> [Task instructions] Identify each line below containing the string "stuff" and copy it.

[Interface dataset entries]

==================================================

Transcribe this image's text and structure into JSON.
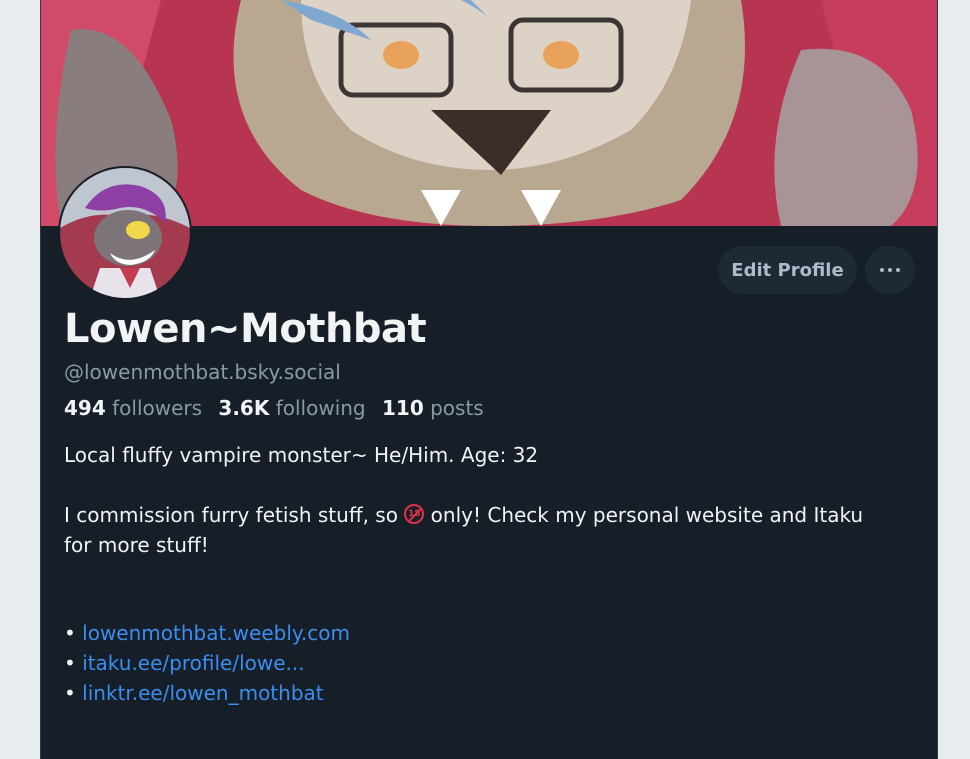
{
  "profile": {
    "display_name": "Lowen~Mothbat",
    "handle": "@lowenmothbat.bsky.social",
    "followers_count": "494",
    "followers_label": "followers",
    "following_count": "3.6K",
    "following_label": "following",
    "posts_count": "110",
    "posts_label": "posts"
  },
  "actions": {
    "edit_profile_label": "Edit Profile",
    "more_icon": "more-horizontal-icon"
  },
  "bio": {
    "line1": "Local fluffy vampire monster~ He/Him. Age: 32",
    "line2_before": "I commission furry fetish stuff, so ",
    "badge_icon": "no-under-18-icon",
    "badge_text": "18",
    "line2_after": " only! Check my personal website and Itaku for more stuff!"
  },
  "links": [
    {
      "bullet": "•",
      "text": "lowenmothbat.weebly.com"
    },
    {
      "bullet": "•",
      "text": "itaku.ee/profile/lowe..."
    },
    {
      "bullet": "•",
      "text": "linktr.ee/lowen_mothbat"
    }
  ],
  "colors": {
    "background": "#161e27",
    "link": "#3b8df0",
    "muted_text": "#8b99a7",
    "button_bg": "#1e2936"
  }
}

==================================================

> [Solution to this task]
    "line2_before": "I commission furry fetish stuff, so ",
    "line2_after": " only! Check my personal website and Itaku for more stuff!"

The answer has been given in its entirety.